“Your legs aren’t straight. You’ve got to drop that bow-legged look”
“Try to keep your hands at your side. Having them up in the air is very unsightly. A smooth swinging motion—one arm forward, the other arm back—is what you must master.”
“You need to smooth out your gait. It’s very jerky.”
“When you feel yourself falling, move toward an object to grab onto—don’t just flop straight down on your bottom. That will mark you as a clear amateur.”
“Imagine you’re on a runway. Glide. Glide. Glide.”
Encourage them to write like dead people.
Praise and fawn over writing that sounds like it came from the court of King James instead of their own contemporary language. Discourage The Three Little Pigs and instead have them strive to make it sound like The Triune Tale of Diminutive Swine (Incidentally, this is one of John Branyan’s funniest routines.). They may not be able to communicate well, but by gummy they’ll sound really smart.
Make them look up every word they can’t spell.
Here’s how this works. Your child is writing away feverishly. They have a thought stream. They are trying to get it out before they lose it. They reach a point where they want to insert the word “incorrigible” in their sentence, but can’t recall the spelling. Suddenly, they turn to you seeking help, and with the sunny perkiness of June Cleaver you announce, “How ‘bout-cha go look it up!” They now must leave their concept, their thought stream, and their momentum to step away from the table and go to the dictionary. Maybe they’ll be able to pick it all back up when they return. Finally, minutes later, when their writing resumes and they come to a place where they’d now like to insert the word “benevolent”, they’ll take one look over their shoulder at you—the Perky Word Police and. . . just write down “kind” instead.
Don’t waste time telling them what they did right.

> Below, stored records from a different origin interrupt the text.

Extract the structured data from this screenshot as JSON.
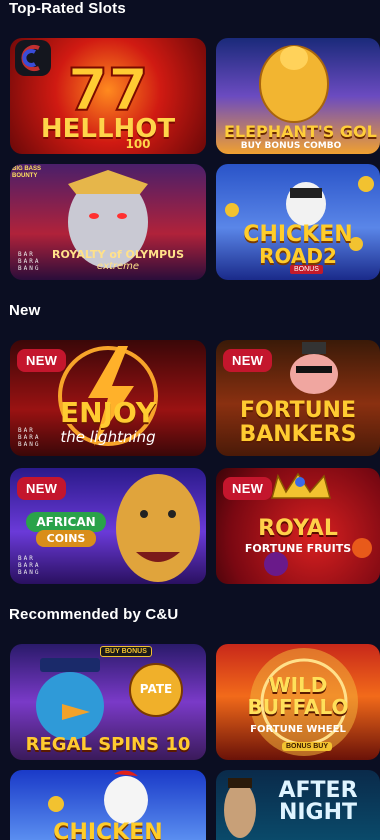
{
  "sections": {
    "top_rated": "Top-Rated Slots",
    "new": "New",
    "recommended": "Recommended by C&U"
  },
  "badges": {
    "new": "NEW"
  },
  "games": {
    "hellhot": {
      "title": "HELLHOT",
      "sub": "100"
    },
    "elephants": {
      "title": "ELEPHANT'S GOL",
      "sub": "BUY BONUS COMBO"
    },
    "olympus": {
      "title": "ROYALTY of OLYMPUS",
      "sub": "extreme",
      "provider": "BAR\nBARA\nBANG",
      "corner": "BIG BASS BOUNTY"
    },
    "chicken2": {
      "title": "CHICKEN",
      "sub": "ROAD2",
      "tag": "BONUS"
    },
    "enjoy": {
      "title": "ENJOY",
      "sub": "the lightning",
      "provider": "BAR\nBARA\nBANG"
    },
    "fortune_bankers": {
      "title": "FORTUNE",
      "sub": "BANKERS"
    },
    "african": {
      "title": "AFRICAN",
      "sub": "COINS",
      "provider": "BAR\nBARA\nBANG"
    },
    "royal": {
      "title": "ROYAL",
      "sub": "FORTUNE FRUITS"
    },
    "regal": {
      "title": "REGAL SPINS 10",
      "sub": "PATE",
      "tag": "BUY BONUS"
    },
    "buffalo": {
      "title": "WILD BUFFALO",
      "sub": "FORTUNE WHEEL",
      "tag": "BONUS BUY"
    },
    "chicken": {
      "title": "CHICKEN"
    },
    "afternight": {
      "title": "AFTER NIGHT"
    }
  },
  "colors": {
    "background": "#0b0e22",
    "badge": "#c4162d"
  }
}
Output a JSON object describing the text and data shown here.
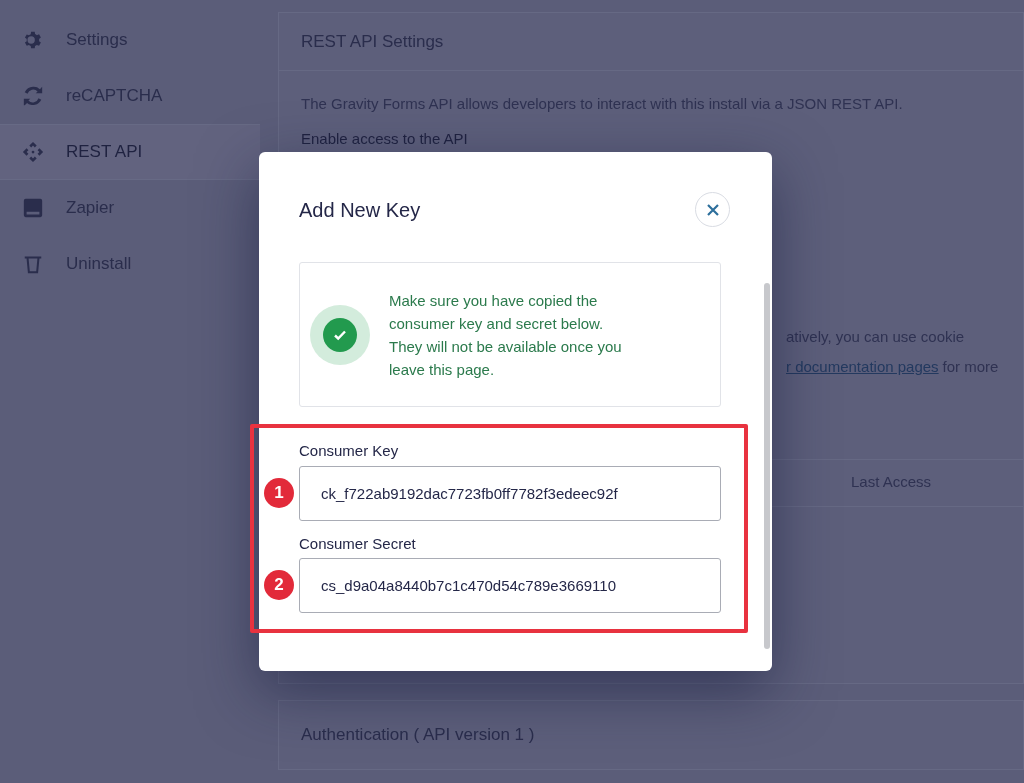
{
  "sidebar": {
    "items": [
      {
        "label": "Settings",
        "selected": false
      },
      {
        "label": "reCAPTCHA",
        "selected": false
      },
      {
        "label": "REST API",
        "selected": true
      },
      {
        "label": "Zapier",
        "selected": false
      },
      {
        "label": "Uninstall",
        "selected": false
      }
    ]
  },
  "settings_panel": {
    "title": "REST API Settings",
    "description": "The Gravity Forms API allows developers to interact with this install via a JSON REST API.",
    "enable_label": "Enable access to the API",
    "text_fragment": "atively, you can use cookie",
    "link_fragment": "r documentation pages",
    "text_after_link": "for more",
    "table": {
      "columns": [
        "Last Access"
      ]
    }
  },
  "auth_panel": {
    "title": "Authentication ( API version 1 )"
  },
  "modal": {
    "title": "Add New Key",
    "notice": "Make sure you have copied the consumer key and secret below. They will not be available once you leave this page.",
    "fields": [
      {
        "label": "Consumer Key",
        "value": "ck_f722ab9192dac7723fb0ff7782f3edeec92f",
        "badge": "1"
      },
      {
        "label": "Consumer Secret",
        "value": "cs_d9a04a8440b7c1c470d54c789e3669110",
        "badge": "2"
      }
    ]
  }
}
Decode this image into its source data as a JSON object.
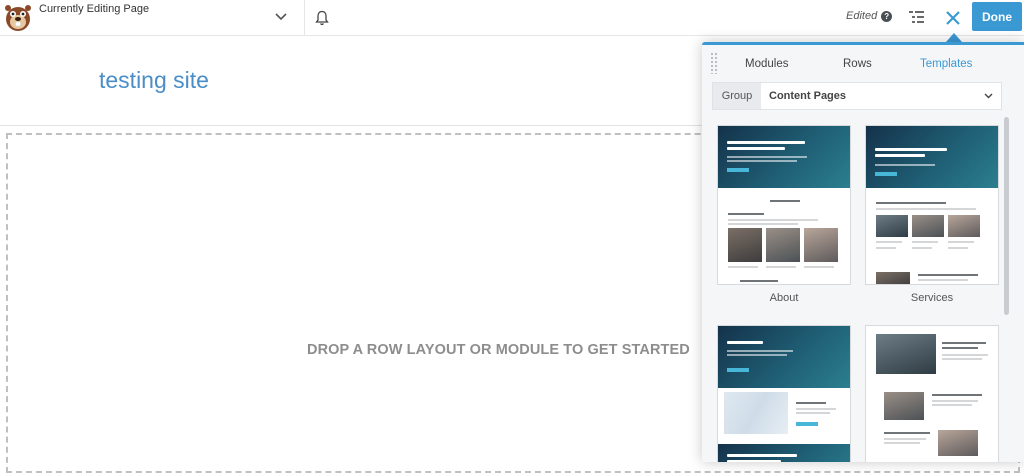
{
  "topbar": {
    "page_title": "Currently Editing Page",
    "edited_label": "Edited",
    "help_glyph": "?",
    "done_label": "Done",
    "icons": [
      "beaver-logo",
      "chevron-down-icon",
      "bell-icon",
      "help-icon",
      "outline-list-icon",
      "close-icon"
    ]
  },
  "site": {
    "title": "testing site",
    "drop_text": "DROP A ROW LAYOUT OR MODULE TO GET STARTED"
  },
  "panel": {
    "tabs": [
      {
        "label": "Modules",
        "active": false
      },
      {
        "label": "Rows",
        "active": false
      },
      {
        "label": "Templates",
        "active": true
      }
    ],
    "group_label": "Group",
    "group_value": "Content Pages",
    "templates": [
      {
        "label": "About"
      },
      {
        "label": "Services"
      },
      {
        "label": ""
      },
      {
        "label": ""
      }
    ]
  },
  "colors": {
    "accent": "#3a99d3",
    "site_title": "#4b8dc7",
    "drop_text": "#8d8d8d",
    "panel_bg": "#f5f6f7"
  }
}
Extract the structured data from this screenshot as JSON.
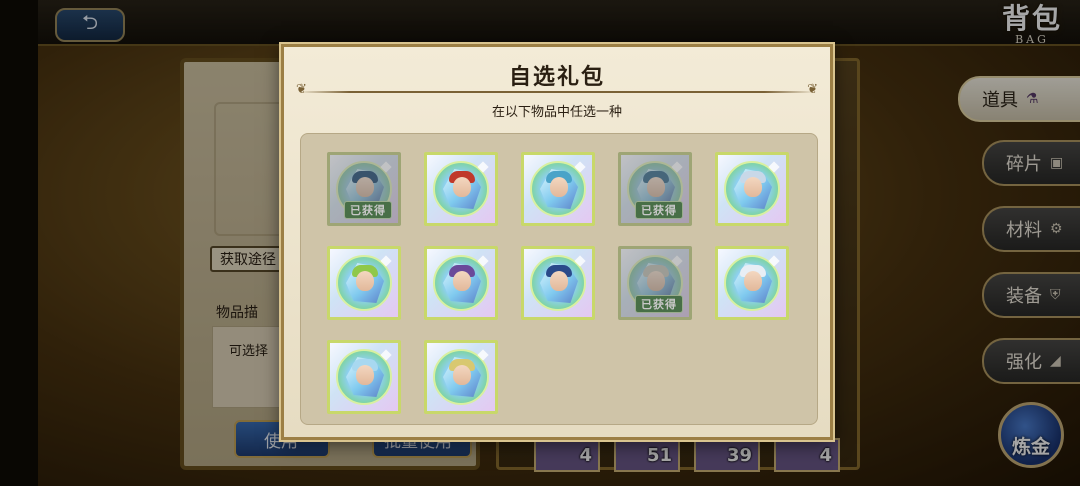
{
  "screen": {
    "title_cn": "背包",
    "title_en": "BAG",
    "back_icon": "back-arrow-icon"
  },
  "info_panel": {
    "acquire_label": "获取途径",
    "desc_label": "物品描",
    "desc_text": "可选择",
    "use_label": "使用",
    "batch_use_label": "批量使用"
  },
  "bag_slots": [
    "4",
    "51",
    "39",
    "4"
  ],
  "side_tabs": [
    {
      "label": "道具",
      "icon": "flask-icon",
      "active": true
    },
    {
      "label": "碎片",
      "icon": "shard-icon",
      "active": false
    },
    {
      "label": "材料",
      "icon": "gear-icon",
      "active": false
    },
    {
      "label": "装备",
      "icon": "armor-icon",
      "active": false
    },
    {
      "label": "强化",
      "icon": "enhance-icon",
      "active": false
    }
  ],
  "alchemy_label": "炼金",
  "modal": {
    "title": "自选礼包",
    "subtitle": "在以下物品中任选一种",
    "owned_label": "已获得",
    "items": [
      {
        "owned": true,
        "hair": "#2f6fa8"
      },
      {
        "owned": false,
        "hair": "#c0392b"
      },
      {
        "owned": false,
        "hair": "#4aa3c8"
      },
      {
        "owned": true,
        "hair": "#3d88b8"
      },
      {
        "owned": false,
        "hair": "#c8d8e8"
      },
      {
        "owned": false,
        "hair": "#8fc84a"
      },
      {
        "owned": false,
        "hair": "#6a4a9a"
      },
      {
        "owned": false,
        "hair": "#2a4a8a"
      },
      {
        "owned": true,
        "hair": "#c8c8b8"
      },
      {
        "owned": false,
        "hair": "#e8eef5"
      },
      {
        "owned": false,
        "hair": "#a8d8f0"
      },
      {
        "owned": false,
        "hair": "#d8c870"
      }
    ]
  }
}
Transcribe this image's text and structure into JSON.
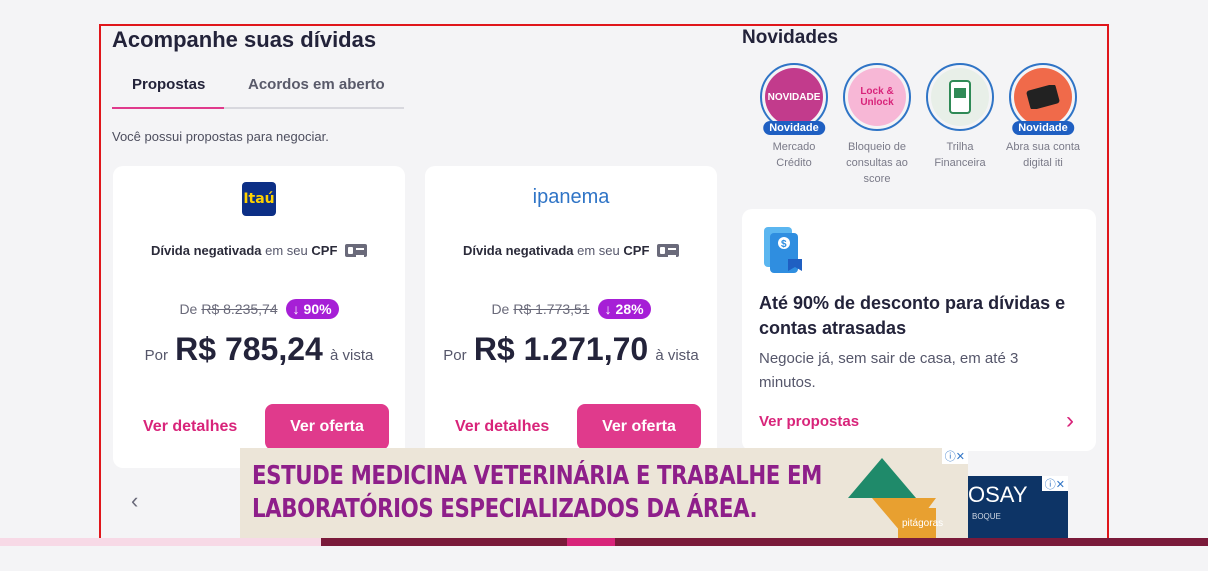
{
  "section": {
    "title": "Acompanhe suas dívidas"
  },
  "tabs": [
    {
      "label": "Propostas",
      "active": true
    },
    {
      "label": "Acordos em aberto",
      "active": false
    }
  ],
  "subtitle": "Você possui propostas para negociar.",
  "cards": [
    {
      "logo": "Itaú",
      "debt_bold": "Dívida negativada",
      "debt_mid": "em seu",
      "debt_cpf": "CPF",
      "from_label": "De",
      "old_price": "R$ 8.235,74",
      "discount": "↓ 90%",
      "price_prefix": "Por",
      "price": "R$ 785,24",
      "price_suffix": "à vista",
      "details_label": "Ver detalhes",
      "offer_label": "Ver oferta"
    },
    {
      "logo": "ipanema",
      "debt_bold": "Dívida negativada",
      "debt_mid": "em seu",
      "debt_cpf": "CPF",
      "from_label": "De",
      "old_price": "R$ 1.773,51",
      "discount": "↓ 28%",
      "price_prefix": "Por",
      "price": "R$ 1.271,70",
      "price_suffix": "à vista",
      "details_label": "Ver detalhes",
      "offer_label": "Ver oferta"
    }
  ],
  "carousel": {
    "prev_icon": "‹"
  },
  "news": {
    "title": "Novidades",
    "stories": [
      {
        "label": "Mercado Crédito",
        "badge": "Novidade",
        "image_text": "NOVIDADE",
        "color": "#c23b8c"
      },
      {
        "label": "Bloqueio de consultas ao score",
        "badge": "",
        "image_text": "Lock & Unlock",
        "color": "#f7b7d6"
      },
      {
        "label": "Trilha Financeira",
        "badge": "",
        "image_text": "",
        "color": "#e8efe8"
      },
      {
        "label": "Abra sua conta digital iti",
        "badge": "Novidade",
        "image_text": "",
        "color": "#f06a4a"
      }
    ]
  },
  "promo": {
    "heading": "Até 90% de desconto para dívidas e contas atrasadas",
    "body": "Negocie já, sem sair de casa, em até 3 minutos.",
    "link": "Ver propostas",
    "chevron": "›"
  },
  "ads": {
    "main_line1": "ESTUDE MEDICINA VETERINÁRIA E TRABALHE EM",
    "main_line2": "LABORATÓRIOS ESPECIALIZADOS DA ÁREA.",
    "main_brand": "pitágoras",
    "main_close": "ⓘ✕",
    "side_text": "OSAY",
    "side_sub": "BOQUE",
    "side_close": "ⓘ✕"
  },
  "colors": {
    "accent": "#e03a8c",
    "link": "#d8247a",
    "discount": "#a61fd6",
    "frame": "#e0161b"
  }
}
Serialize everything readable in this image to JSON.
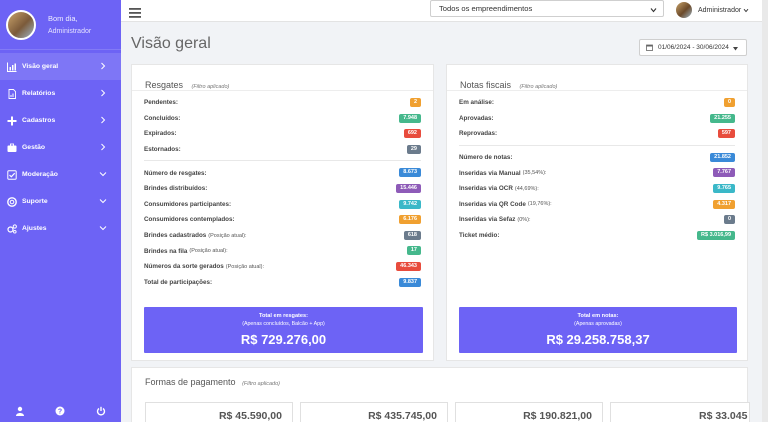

They only need to know the misspellings, grammar errors, bad sentence structure, and flaws in logic flow. The fact that their concept was fresh, original, interesting, made you laugh, or displayed a new level of thinking on their part is irrelevant. Just stick to the stuff they should fix.
Never have them read it aloud to you.
The words only need to be readable, not hearable. The fact that they will never develop an ear for the rhythm and flow of good writing is of no consequence. This just adds wasted time to the process and your teaching day.
So, what do I do if I DON’T want to squash the writer in my child?
Well, if you really want a child to learn to write and to love it, then understand that writing is a process learned in bits and pieces over the course of dozens of assignments. Don’t expect perfection in first efforts. Master one skill at a time. But while they are learning that skill, let them delight and romp through the fun parts of writing. Let them be gleeful in sharing something fun with you, getting feedback from you that applauds the many things they got right, and praising them in ways that make them want to write again.
Want more ideas? Head over to our language arts video archives and start learning from many experts, including Carol!